Helen Hamilton, one half of alt-pop duo Little Earthquakes, was looking forward to playing the band’s first gig in front of a live crowd in months at the Whistler Skate Park this June.
Then the sprinklers turned on.
“Someone from the muni comes up and was like, ‘I don’t know why that happened,’” she remembers. “They had to put [guitarist Charlie Stenner’s] amp case over the sprinklers and we were putting bottles over them to contain the water. Luckily all the gear was fine.”
It seems a fitting punch line to a year and a half of COVID life that, with enough objective distance, sometimes felt like one big long joke none of us were in on. But for musicians like Hamilton who watched as their gigs dried up in the blink of an eye last March, even just getting the opportunity to perform again—sprinklers be damned—made it all worth it.
“We pinch ourselves that we are able to do what we love as a job,” Hamilton says. “Obviously the gigs are still slowly coming in so it’s not something we can do full-time just yet but every time we play a show we both feel so grateful that we are able to do this in any capacity. We just love it.”
It’s this profound gratitude that you hear again and again from performers the world over that have once more been afforded the chance to do what they love in front of appreciative audiences. It has also come with the kind of self-reflection any artist must undertake in order to express their innermost self, but can be hard to find the time for when you’re caught up in the Whistler grind.
It’s something Whistler blues player Monty Biggins had to face as the dozens of shows he had lined up into 2021 vanished in the span of just a few days last March. While collecting CERB for those first couple months, he says he went through a “mourning period” that forced him to look deeply at himself and his music career.
Then something clicked.
“It quickly went away because I’ve always been a creative,” he says. “I just kind of reverted back to that eccentric creative side. I can’t be in a venue but I can still be creative.”
It led to a prolific period of experimentation when Biggins would release a new song or fragment of music every few weeks—including his first punk rock tunes in a decade—“maybe more for my mental health than anything,” he says.
The pandemic also pushed him to reimagine his career after he got hired to manage Carlbergs Gift Shop in the village, which, let’s just say, took a bit of getting used to for the long-time performer.
“When you’re living the gig life here, you’re kind of what I call a free-range human. You take what you want and you can take time off or hustle and get as many gigs as you want,” says Biggins. “But I’m tethered to this business now and that’s not so bad … I think at this point in my journey it was just the adjustment of having to wake up at 8 in the morning to get to work.”
Some local performers, like DJ (and former Pique graphic designer) Whitney Sobool, a.k.a. Whitness, didn’t have to adjust their sets too much to find gigs in COVID. A lounge DJ, Sobool’s “sweet, smooth, sexy vibe” already fit in well with the atmosphere at Hy’s Steakhouse, where, other than the period when indoor dining was suspended, she maintained her regular patio gigs.

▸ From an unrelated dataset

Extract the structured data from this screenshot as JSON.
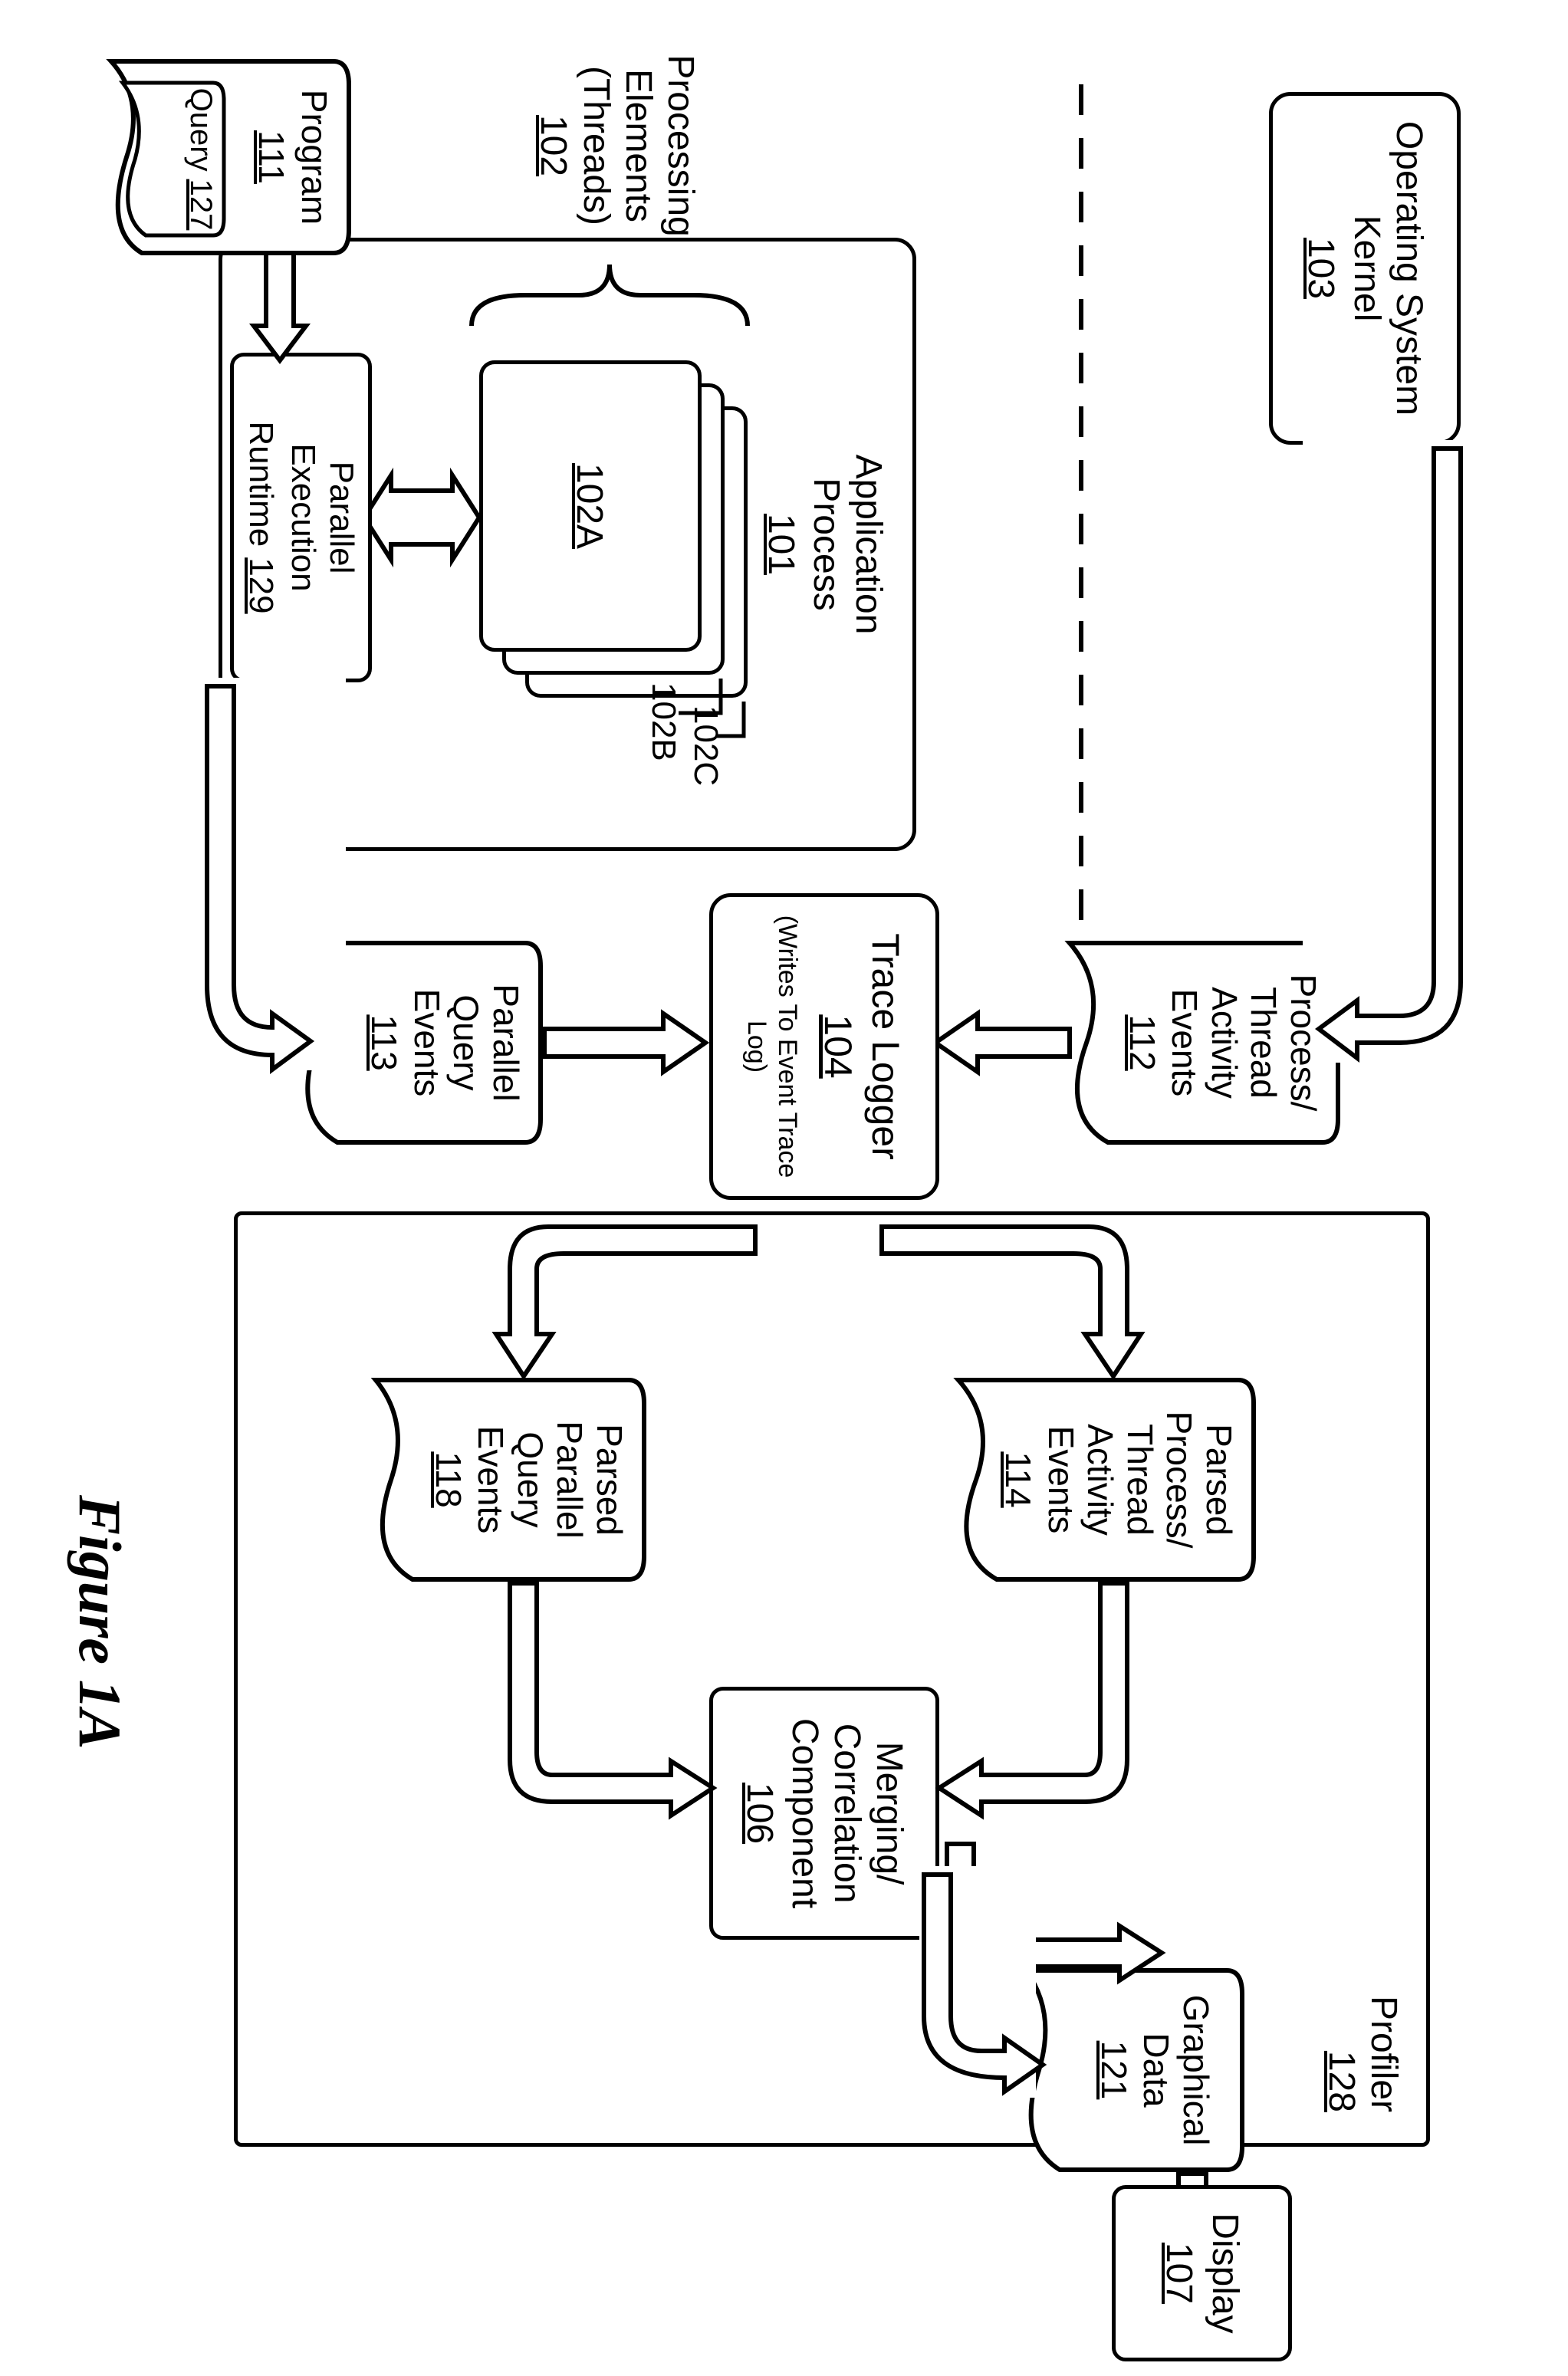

“I’m grateful there are businesses in town that realize having a DJ or live music is a draw and just the appreciation to be able to share that with people,” she says. “It gives me the warm and fuzzies a little bit.”
Other musicians like Hamilton, meanwhile, had to reassess their creative process. Feeling like she was too close to the emotions brought on by the pandemic—she and Stenner both contracted COVID a while back and she is only now starting to feel herself again—it wasn’t until a recent trip back home to the U.K. to be with her family that she felt like she was finally ready to delve into the darkness.
“I see that it’s time to open that door to reflect on the stuff that’s been really difficult in the past year, but I know there’s so much in there to come out. My time at home has been a way of slowing down enough to really know how to articulate it,” Hamilton says. “I’ve never been afraid to face that darkness because it’s there and it’s about accepting it and exploring it and not denying that we might all feel pretty despairing sometimes, scared or lonely. I like facing directly towards that.”
Little Earthquakes was one of several Sea to Sky acts that took part in Arts Whistler’s Creative Catalyst program this year, essentially a multi-week boot camp designed to usher artists into the next level of their careers that proved invaluable for the duo.
“We’ve now got all the ammunition we would need and now it’s basically time to put it all together,” Hamilton says. “We know we’ve got something when we sit down and play music together but we do lack direction. It gave us this pathway and just from writing one song and him producing it, I’m like, ‘Dude, we can do this. We’ll write 10 of these and put out an album.’ I think there’s something there to explore.”